**Given information**:
________________

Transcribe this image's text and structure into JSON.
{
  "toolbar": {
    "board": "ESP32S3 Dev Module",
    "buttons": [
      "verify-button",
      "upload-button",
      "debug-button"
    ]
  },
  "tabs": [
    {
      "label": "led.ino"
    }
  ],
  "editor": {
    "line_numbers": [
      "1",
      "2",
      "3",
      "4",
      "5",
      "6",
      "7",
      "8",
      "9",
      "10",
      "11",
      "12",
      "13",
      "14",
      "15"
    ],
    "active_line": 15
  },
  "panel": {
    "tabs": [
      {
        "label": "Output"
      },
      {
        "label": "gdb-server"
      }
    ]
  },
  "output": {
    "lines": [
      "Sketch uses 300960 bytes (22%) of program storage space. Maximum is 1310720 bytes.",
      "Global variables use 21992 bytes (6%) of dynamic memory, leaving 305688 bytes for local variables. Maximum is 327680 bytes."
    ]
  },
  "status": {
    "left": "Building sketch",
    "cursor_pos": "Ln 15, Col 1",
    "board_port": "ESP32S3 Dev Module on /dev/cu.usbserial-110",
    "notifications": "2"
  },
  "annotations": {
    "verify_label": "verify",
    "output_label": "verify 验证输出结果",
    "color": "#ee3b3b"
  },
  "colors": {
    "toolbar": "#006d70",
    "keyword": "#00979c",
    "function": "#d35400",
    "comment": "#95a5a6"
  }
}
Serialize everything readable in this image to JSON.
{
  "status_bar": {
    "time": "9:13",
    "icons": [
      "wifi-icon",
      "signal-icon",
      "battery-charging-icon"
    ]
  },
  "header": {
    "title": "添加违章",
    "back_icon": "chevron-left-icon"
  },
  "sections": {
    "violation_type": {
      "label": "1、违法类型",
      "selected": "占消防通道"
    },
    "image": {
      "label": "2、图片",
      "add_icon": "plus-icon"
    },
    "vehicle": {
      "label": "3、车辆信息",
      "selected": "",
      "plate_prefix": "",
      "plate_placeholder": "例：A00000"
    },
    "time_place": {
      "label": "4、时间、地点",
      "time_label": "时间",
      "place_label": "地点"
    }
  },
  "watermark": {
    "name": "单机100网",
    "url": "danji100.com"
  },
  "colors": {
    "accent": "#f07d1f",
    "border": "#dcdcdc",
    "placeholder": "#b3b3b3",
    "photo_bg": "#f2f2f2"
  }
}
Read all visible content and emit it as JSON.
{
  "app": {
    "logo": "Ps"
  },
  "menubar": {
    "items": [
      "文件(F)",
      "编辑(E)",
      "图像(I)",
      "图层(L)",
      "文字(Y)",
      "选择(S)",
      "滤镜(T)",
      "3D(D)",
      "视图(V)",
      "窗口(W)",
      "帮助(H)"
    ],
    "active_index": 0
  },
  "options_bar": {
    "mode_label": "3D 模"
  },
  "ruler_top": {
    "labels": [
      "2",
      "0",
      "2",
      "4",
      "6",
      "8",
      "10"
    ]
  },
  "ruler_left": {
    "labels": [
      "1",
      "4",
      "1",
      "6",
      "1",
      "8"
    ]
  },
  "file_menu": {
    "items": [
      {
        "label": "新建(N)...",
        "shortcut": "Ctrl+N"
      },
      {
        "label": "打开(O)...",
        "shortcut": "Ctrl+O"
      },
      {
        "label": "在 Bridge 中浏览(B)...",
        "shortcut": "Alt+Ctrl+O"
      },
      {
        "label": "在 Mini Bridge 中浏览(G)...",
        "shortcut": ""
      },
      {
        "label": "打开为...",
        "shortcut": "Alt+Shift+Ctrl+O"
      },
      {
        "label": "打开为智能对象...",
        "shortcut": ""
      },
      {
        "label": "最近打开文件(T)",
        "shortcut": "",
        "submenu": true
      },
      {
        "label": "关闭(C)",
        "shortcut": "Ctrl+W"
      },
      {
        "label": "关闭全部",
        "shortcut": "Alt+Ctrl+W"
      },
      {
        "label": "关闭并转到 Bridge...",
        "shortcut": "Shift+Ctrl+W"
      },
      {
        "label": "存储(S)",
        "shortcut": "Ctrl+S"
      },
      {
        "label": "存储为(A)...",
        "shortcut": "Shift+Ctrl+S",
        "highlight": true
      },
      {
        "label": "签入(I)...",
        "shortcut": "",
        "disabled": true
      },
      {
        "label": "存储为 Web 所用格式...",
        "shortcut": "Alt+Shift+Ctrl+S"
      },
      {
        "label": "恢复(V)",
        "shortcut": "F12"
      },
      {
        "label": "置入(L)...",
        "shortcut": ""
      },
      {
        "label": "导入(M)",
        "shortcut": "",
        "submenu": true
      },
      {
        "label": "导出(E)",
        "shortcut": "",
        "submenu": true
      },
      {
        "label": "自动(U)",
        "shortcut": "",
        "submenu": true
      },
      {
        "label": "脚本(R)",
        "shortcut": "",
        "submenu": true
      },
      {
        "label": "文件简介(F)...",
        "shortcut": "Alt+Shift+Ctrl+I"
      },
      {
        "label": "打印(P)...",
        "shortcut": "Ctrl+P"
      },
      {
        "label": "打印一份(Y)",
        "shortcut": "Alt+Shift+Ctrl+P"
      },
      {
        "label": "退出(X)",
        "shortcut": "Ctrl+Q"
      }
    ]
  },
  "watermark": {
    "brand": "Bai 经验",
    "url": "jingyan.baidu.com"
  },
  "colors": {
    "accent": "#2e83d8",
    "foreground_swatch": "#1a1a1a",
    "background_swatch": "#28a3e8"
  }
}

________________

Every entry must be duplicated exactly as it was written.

**Answer section**:
Transcribe this image's text and structure into JSON.
{
  "toolbar": {
    "board": "ESP32S3 Dev Module",
    "buttons": [
      "verify-button",
      "upload-button",
      "debug-button"
    ]
  },
  "tabs": [
    {
      "label": "led.ino"
    }
  ],
  "editor": {
    "line_numbers": [
      "1",
      "2",
      "3",
      "4",
      "5",
      "6",
      "7",
      "8",
      "9",
      "10",
      "11",
      "12",
      "13",
      "14",
      "15"
    ],
    "active_line": 15
  },
  "panel": {
    "tabs": [
      {
        "label": "Output"
      },
      {
        "label": "gdb-server"
      }
    ]
  },
  "output": {
    "lines": [
      "Sketch uses 300960 bytes (22%) of program storage space. Maximum is 1310720 bytes.",
      "Global variables use 21992 bytes (6%) of dynamic memory, leaving 305688 bytes for local variables. Maximum is 327680 bytes."
    ]
  },
  "status": {
    "left": "Building sketch",
    "cursor_pos": "Ln 15, Col 1",
    "board_port": "ESP32S3 Dev Module on /dev/cu.usbserial-110",
    "notifications": "2"
  },
  "annotations": {
    "verify_label": "verify",
    "output_label": "verify 验证输出结果",
    "color": "#ee3b3b"
  },
  "colors": {
    "toolbar": "#006d70",
    "keyword": "#00979c",
    "function": "#d35400",
    "comment": "#95a5a6"
  }
}
Serialize everything readable in this image to JSON.
{
  "status_bar": {
    "time": "9:13",
    "icons": [
      "wifi-icon",
      "signal-icon",
      "battery-charging-icon"
    ]
  },
  "header": {
    "title": "添加违章",
    "back_icon": "chevron-left-icon"
  },
  "sections": {
    "violation_type": {
      "label": "1、违法类型",
      "selected": "占消防通道"
    },
    "image": {
      "label": "2、图片",
      "add_icon": "plus-icon"
    },
    "vehicle": {
      "label": "3、车辆信息",
      "selected": "",
      "plate_prefix": "",
      "plate_placeholder": "例：A00000"
    },
    "time_place": {
      "label": "4、时间、地点",
      "time_label": "时间",
      "place_label": "地点"
    }
  },
  "watermark": {
    "name": "单机100网",
    "url": "danji100.com"
  },
  "colors": {
    "accent": "#f07d1f",
    "border": "#dcdcdc",
    "placeholder": "#b3b3b3",
    "photo_bg": "#f2f2f2"
  }
}
Read all visible content and emit it as JSON.
{
  "app": {
    "logo": "Ps"
  },
  "menubar": {
    "items": [
      "文件(F)",
      "编辑(E)",
      "图像(I)",
      "图层(L)",
      "文字(Y)",
      "选择(S)",
      "滤镜(T)",
      "3D(D)",
      "视图(V)",
      "窗口(W)",
      "帮助(H)"
    ],
    "active_index": 0
  },
  "options_bar": {
    "mode_label": "3D 模"
  },
  "ruler_top": {
    "labels": [
      "2",
      "0",
      "2",
      "4",
      "6",
      "8",
      "10"
    ]
  },
  "ruler_left": {
    "labels": [
      "1",
      "4",
      "1",
      "6",
      "1",
      "8"
    ]
  },
  "file_menu": {
    "items": [
      {
        "label": "新建(N)...",
        "shortcut": "Ctrl+N"
      },
      {
        "label": "打开(O)...",
        "shortcut": "Ctrl+O"
      },
      {
        "label": "在 Bridge 中浏览(B)...",
        "shortcut": "Alt+Ctrl+O"
      },
      {
        "label": "在 Mini Bridge 中浏览(G)...",
        "shortcut": ""
      },
      {
        "label": "打开为...",
        "shortcut": "Alt+Shift+Ctrl+O"
      },
      {
        "label": "打开为智能对象...",
        "shortcut": ""
      },
      {
        "label": "最近打开文件(T)",
        "shortcut": "",
        "submenu": true
      },
      {
        "label": "关闭(C)",
        "shortcut": "Ctrl+W"
      },
      {
        "label": "关闭全部",
        "shortcut": "Alt+Ctrl+W"
      },
      {
        "label": "关闭并转到 Bridge...",
        "shortcut": "Shift+Ctrl+W"
      },
      {
        "label": "存储(S)",
        "shortcut": "Ctrl+S"
      },
      {
        "label": "存储为(A)...",
        "shortcut": "Shift+Ctrl+S",
        "highlight": true
      },
      {
        "label": "签入(I)...",
        "shortcut": "",
        "disabled": true
      },
      {
        "label": "存储为 Web 所用格式...",
        "shortcut": "Alt+Shift+Ctrl+S"
      },
      {
        "label": "恢复(V)",
        "shortcut": "F12"
      },
      {
        "label": "置入(L)...",
        "shortcut": ""
      },
      {
        "label": "导入(M)",
        "shortcut": "",
        "submenu": true
      },
      {
        "label": "导出(E)",
        "shortcut": "",
        "submenu": true
      },
      {
        "label": "自动(U)",
        "shortcut": "",
        "submenu": true
      },
      {
        "label": "脚本(R)",
        "shortcut": "",
        "submenu": true
      },
      {
        "label": "文件简介(F)...",
        "shortcut": "Alt+Shift+Ctrl+I"
      },
      {
        "label": "打印(P)...",
        "shortcut": "Ctrl+P"
      },
      {
        "label": "打印一份(Y)",
        "shortcut": "Alt+Shift+Ctrl+P"
      },
      {
        "label": "退出(X)",
        "shortcut": "Ctrl+Q"
      }
    ]
  },
  "watermark": {
    "brand": "Bai 经验",
    "url": "jingyan.baidu.com"
  },
  "colors": {
    "accent": "#2e83d8",
    "foreground_swatch": "#1a1a1a",
    "background_swatch": "#28a3e8"
  }
}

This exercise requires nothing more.